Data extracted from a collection
□ □ □ □

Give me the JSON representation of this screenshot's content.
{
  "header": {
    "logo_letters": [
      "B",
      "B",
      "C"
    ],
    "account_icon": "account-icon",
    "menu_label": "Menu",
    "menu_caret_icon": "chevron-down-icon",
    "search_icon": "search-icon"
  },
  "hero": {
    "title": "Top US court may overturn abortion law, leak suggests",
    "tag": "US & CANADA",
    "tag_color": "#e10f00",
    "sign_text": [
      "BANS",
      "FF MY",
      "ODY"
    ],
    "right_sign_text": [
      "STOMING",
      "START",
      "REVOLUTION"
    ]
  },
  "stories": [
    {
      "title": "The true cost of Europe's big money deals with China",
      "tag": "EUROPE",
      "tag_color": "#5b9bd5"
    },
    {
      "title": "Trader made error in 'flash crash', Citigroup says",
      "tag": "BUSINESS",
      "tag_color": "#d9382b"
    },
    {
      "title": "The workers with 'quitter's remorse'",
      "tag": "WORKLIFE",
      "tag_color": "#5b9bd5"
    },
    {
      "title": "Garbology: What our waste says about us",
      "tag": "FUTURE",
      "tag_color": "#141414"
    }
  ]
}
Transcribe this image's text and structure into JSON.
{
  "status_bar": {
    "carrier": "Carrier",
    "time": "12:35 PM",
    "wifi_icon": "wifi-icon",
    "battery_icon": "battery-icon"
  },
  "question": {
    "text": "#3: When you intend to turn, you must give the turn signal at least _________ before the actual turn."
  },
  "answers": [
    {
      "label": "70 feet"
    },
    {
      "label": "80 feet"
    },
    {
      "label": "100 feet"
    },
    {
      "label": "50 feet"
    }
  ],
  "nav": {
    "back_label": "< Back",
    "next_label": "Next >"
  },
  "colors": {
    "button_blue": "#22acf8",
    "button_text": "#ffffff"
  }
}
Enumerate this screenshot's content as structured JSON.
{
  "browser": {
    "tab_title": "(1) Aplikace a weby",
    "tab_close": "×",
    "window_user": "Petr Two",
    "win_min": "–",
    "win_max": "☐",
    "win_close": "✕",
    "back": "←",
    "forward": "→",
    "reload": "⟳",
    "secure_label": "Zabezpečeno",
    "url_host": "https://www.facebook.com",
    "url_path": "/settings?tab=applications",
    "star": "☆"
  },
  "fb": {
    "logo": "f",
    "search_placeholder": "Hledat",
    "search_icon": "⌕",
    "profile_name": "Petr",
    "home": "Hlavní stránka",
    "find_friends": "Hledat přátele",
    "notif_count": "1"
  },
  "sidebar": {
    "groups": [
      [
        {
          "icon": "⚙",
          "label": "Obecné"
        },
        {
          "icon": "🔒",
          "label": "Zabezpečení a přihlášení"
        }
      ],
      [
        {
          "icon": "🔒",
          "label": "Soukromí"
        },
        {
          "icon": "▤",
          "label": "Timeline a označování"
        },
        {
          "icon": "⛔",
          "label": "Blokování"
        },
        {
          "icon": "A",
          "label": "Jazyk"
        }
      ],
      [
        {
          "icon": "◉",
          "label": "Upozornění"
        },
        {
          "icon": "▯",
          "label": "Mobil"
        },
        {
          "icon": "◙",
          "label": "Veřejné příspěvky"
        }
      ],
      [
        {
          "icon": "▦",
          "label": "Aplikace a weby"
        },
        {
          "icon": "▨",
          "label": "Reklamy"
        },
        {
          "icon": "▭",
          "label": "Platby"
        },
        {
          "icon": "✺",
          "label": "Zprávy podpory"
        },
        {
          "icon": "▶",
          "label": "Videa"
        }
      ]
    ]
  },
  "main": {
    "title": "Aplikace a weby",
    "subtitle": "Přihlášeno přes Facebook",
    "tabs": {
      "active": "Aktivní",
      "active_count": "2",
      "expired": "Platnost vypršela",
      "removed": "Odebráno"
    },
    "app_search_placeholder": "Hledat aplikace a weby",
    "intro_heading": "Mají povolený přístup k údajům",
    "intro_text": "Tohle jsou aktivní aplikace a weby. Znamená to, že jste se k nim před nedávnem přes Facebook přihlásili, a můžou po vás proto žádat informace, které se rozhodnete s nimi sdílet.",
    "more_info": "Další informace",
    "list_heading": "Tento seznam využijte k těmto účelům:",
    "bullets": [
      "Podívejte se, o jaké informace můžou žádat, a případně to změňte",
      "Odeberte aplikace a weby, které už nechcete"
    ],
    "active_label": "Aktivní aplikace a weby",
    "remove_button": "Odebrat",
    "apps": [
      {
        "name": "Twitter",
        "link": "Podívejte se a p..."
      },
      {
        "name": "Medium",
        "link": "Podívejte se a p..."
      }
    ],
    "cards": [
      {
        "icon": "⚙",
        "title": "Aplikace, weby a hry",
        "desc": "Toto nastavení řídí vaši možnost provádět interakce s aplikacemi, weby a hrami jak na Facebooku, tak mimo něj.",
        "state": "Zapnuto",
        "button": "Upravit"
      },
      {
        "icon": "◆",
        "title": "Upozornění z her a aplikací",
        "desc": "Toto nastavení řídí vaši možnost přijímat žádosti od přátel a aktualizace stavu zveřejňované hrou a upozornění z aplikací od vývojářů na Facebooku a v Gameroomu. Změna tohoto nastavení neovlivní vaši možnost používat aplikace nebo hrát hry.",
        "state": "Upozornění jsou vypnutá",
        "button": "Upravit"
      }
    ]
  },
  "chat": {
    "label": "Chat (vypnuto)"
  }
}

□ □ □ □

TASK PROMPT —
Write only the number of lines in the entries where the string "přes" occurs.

RESULT OF THIS TASK —
2